Sunday, December 14, 2008

Cholesterol and innate immunity

You would be forgiven for thinking that the apoB100 protein (which defines the LDL or VLDL particle) has been evolved over the past 4.5 billion years to cause cardiovascular disease and the less of it you have the longer you will live. Listening to a cardiologist that is (or a BBC reporter on the Today Program grovelling before a cardiologist). The lower the better. It's impossible to have too low an LDL concentration. Statins in the drinking water. You know the patter.

Until you go in to hospital that is. Do you want an MRSA infection?

The apoB100 protein and its LDL particle are part of the innate immune system. OK, financial declaration time: Our household is 50% funded by the tail end of a PhD grant for a thesis on the innate immune system. If the post doc grant does not come through we're in big trouble. So the innate immune system REALLY matters. To us anyway.

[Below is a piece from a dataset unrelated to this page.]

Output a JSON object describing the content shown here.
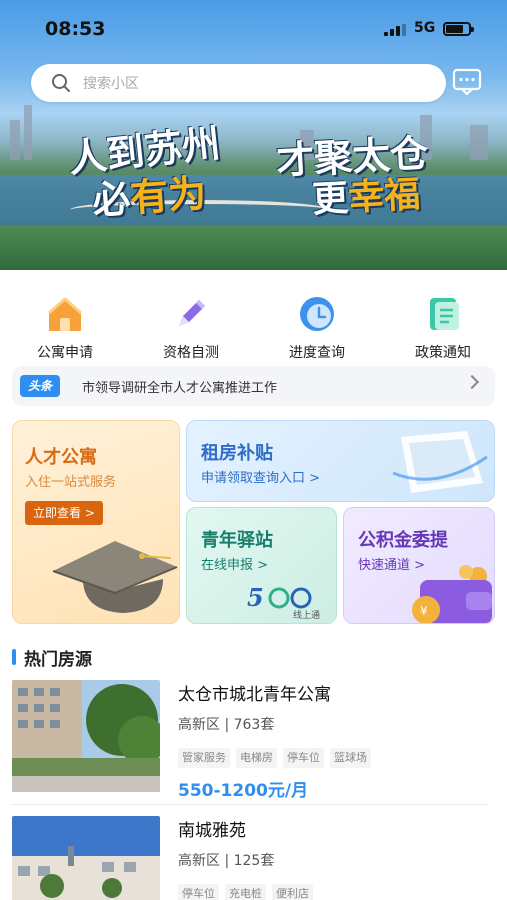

Once upon a time you died in the ICU of overwhelming pseudomonas infection. Nowadays it's MRSA. Methycillin resistant staphylococcus aureus is an ubiquitous and mostly pretty harmless bug, unless you get ill. Then you can get in to serious trouble with it. Or maybe not... so what decides whether you live or die?

MRSA has a switch in its DNA which controls 4 genes that determine whether it sits on the skin surface as a virtual commensal or invades the tissues as a pathogen. One of these genes codes for a signalling peptide called AIP. In fact there is a choice of four different AIPs, AIP 1 being the one possessed by many particularly nasty clinical isolates of MRSA. AIP 1 is essential for the virulence of the bug and it is bound by the apoB100 protein. This binding is particularly effective when the protein is where it belongs, sitting on the surface of an LDL or VLDL particle. What seems to happen is that the AIP 1, which is lipid soluble, ends up in the lipid centre of the lipoprotein. In the mele of an acute infection the LDL particle becomes oxidised and so gets eaten, along with its AIP 1 burden, by a macrophage. Thus endeth the virulence factor of the MRSA, unless you have particularly low LDL or VLDL lipoprotein levels. In which case you are in big trouble.

Of course your death in the ICU from an MRSA infection is of no concern to your cardiologist, after all, it wasn't due to a heart attack... The lower the better etc etc etc

The abstract of the AIP paper is here if you fancy a read.

Statin premed anyone?

Peter

6 comments:

darwinstable said...

I know all about the desperate need for post doc funding

Peter said...

Hi Dan,

There is a huge drive to get vets to go in to research, they tend to be quite good at it. Once you are there you tend to wonder quite what the **** you can do next. Answers on a post card to...

TedHutchinson said...

As cholesterol is a precursor to vitamin D, inhibiting the synthesis of cholesterol must also affect the synthesis of vitamin D.

See what Vit D does for innate immune function here
http://jcem.endojournals.org/cgi/rapidpdf/jc.2008-1454v1
full text of this paper
NONCLASSIC ACTIONS OF VITAMIN D. Bikle D.

It's also interesting to see how Vitamin d is used throughout the digestive sytem
http://www.ncbi.nlm.nih.gov/pubmed/18777944
Vitamin D and the digestive system.

Pity isn't it that with the cost of 5000iu D3 so cheap
http://www.ajcn.org/cgi/content/full/85/3/860/F1
the average UK adult runs with less than a third the amount our bodies naturally stabilise at given ample sunlight.
http://www.pubmedcentral.nih.gov/articlerender.fcgi?tool=pubmed&pubmedid=17218096
See how those stores fill up when your levels rise over 125nmol/l 50ng.

Sven said...

A study on an apoC-III-mutation which correlates with lower trigs, lower ldl and lower, higher hdl and less atherosclerosis.

http://www.ncbi.nlm.nih.gov/pubmed/19074352

Peter said...

Hi Sven,

Interesting paper. No suggestion in the abstract of effects on insulin sensitivity. I'd be curious to know, insulin being the driver to produce calcium deposition in the media...

Peter

nonegiven said...

http://www.ncbi.nlm.nih.gov/pubmed/19074352
Could this explain why both my triglycerides and total cholesterol were still less than 140 and LDL less than 60 even when i was diagnosed with diabetes with a fasting blood sugar of 341? As far as I know there are no Amish among my ancestors, though, there is some German and Dutch.

Also, cholesterol being required to manufacture vitamin D might explain why I have always sunburned easily instead of tanning.